6) Chat with a librarian. One librarian at the Day of Diversity mentioned that their system gives kids a “side card” that allows them to check out paperback books even when they have overdue books and can’t use their regular cards. That way, children aren’t ever punished by withholding reading. Talk with your local librarian and invite her or him to consider such a program.
7) Make books your birthday gifts. For adults as well as children, give people the pleasure of a book that you love, and branch out with the choices. Find beautiful books written by authors of color, books that offer mirrors or windows into the lives of main characters of color. Surprise someone with a glorious book!
I’ve got plans for the bookstore, as well, and will continue to blog about our efforts and diversity in publishing and children’s books here at ShelfTalker.
What are your ideas for grassroots diversifying?

The Help of Friends

Josie Leavitt - February 2, 2015

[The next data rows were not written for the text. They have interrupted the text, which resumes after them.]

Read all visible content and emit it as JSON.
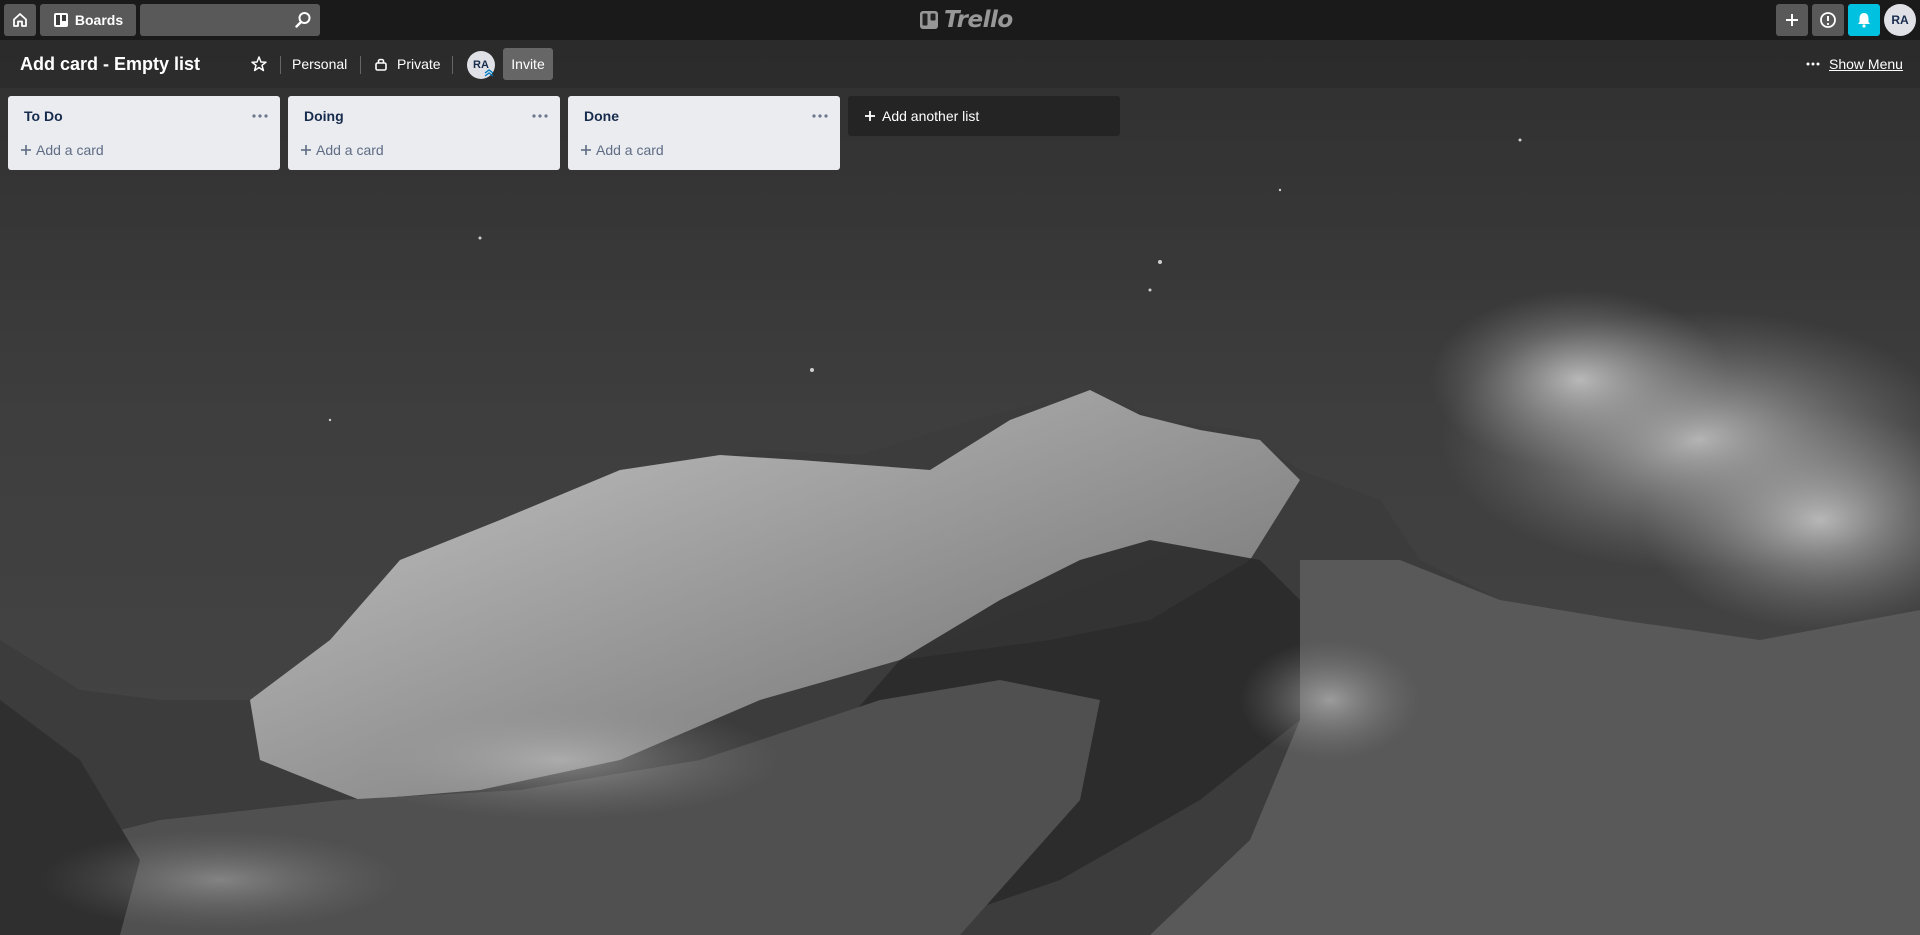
{
  "header": {
    "boards_label": "Boards",
    "search_placeholder": "",
    "logo_text": "Trello",
    "user_initials": "RA",
    "notification_color": "#00c2e0"
  },
  "board": {
    "title": "Add card - Empty list",
    "team": "Personal",
    "visibility": "Private",
    "member_initials": "RA",
    "invite_label": "Invite",
    "show_menu_label": "Show Menu"
  },
  "lists": [
    {
      "title": "To Do",
      "add_card_label": "Add a card"
    },
    {
      "title": "Doing",
      "add_card_label": "Add a card"
    },
    {
      "title": "Done",
      "add_card_label": "Add a card"
    }
  ],
  "add_list_label": "Add another list",
  "icons": {
    "home": "home-icon",
    "boards": "board-icon",
    "search": "search-icon",
    "add": "plus-icon",
    "info": "info-icon",
    "notifications": "bell-icon",
    "star": "star-icon",
    "lock": "lock-icon",
    "menu": "ellipsis-icon"
  }
}
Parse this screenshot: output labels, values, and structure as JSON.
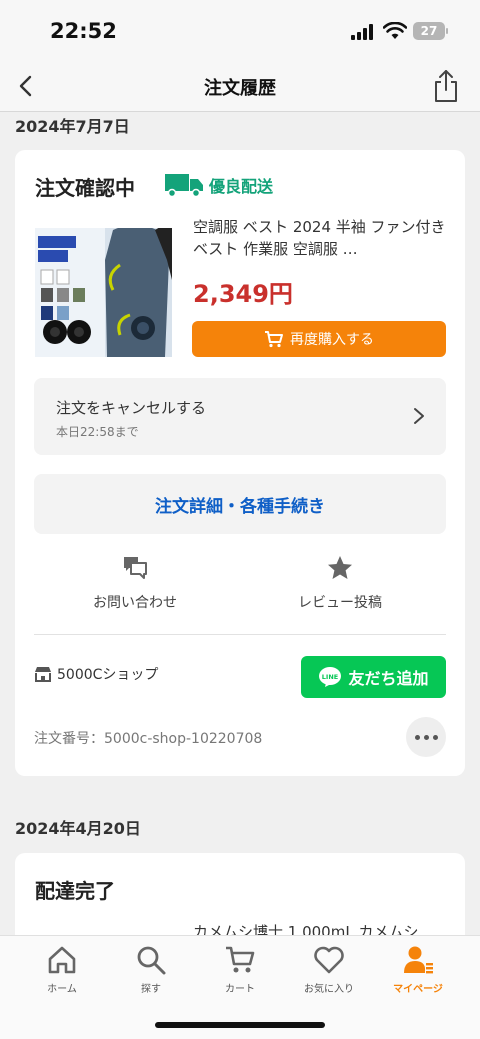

It doesn’t happen all the time, but when I draw a total blank for a customer’s request, I’m grateful to the members of children’s bookselling world for bailing me out. There are two internet listservs that are only for children’s books: the ABC and the NECBA. (I should add, I’m sure there are more, but these are the only two I have access to.) The ABC is part of the American Booksellers Association and NECBA is the children’s book group of the New England Independent Booksellers Association. Having access to other children’s booksellers makes such a difference in my work life.
Bookstores can be very solitary places to work. The only immediate colleagues you have are the life-saving-equipment-250x250staff at your store. But sometimes, everyone draws a blank on a certain title or we just can’t think of books about a certain time period. Yes, there are ways to look these things up, but often they can lead on wild goose chases that are maddening. Sunday afternoon a new teacher came in and was looking for fiction books for her fifth and sixth grade about westward expansion. Admittedly, this is not a topic I’m well versed in. I stumbled along in the middle grade section looking for covers with wagons and western images. I realized this did not make me look all that competent. She was not looking to buy anything that day, she was planning for a unit in six weeks. So I regrouped. I told the teacher honestly, “This subject is not my strong suit, but I can ask my bookseller friends and see what they suggest.”
Yes, I could have gone to any number of internet searches, and had she been needing a book that day, I would have. But her timeframe allowed to go to my friends on the web. Within minutes of posting my query, I got some answers. Sadly, not as many as I’d hoped for, but knowing the collective brain of children’s bookselling world (okay, mostly the world of New England) could help me made me feel better. And my customer was heartily impressed that I could just pose a question of other booksellers and get some pretty speedy answers.
Knowing that I have ready and easy access to the “collective brain” as we call it makes me a better bookseller. I can safely ask questions of people with different strengths than I have. And the beauty of this versus an internet search is booksellers are speaking about books they know and feel confident about. So I don’t have to look up reviews for books I’ve found on an internet search these titles come pre-vetted by my peers. The other great thing about this is the feeling of camaraderie with other booksellers. There is a lovely sense of having backup when I’m at a loss, and that is a lovely safety ring to grab hold of.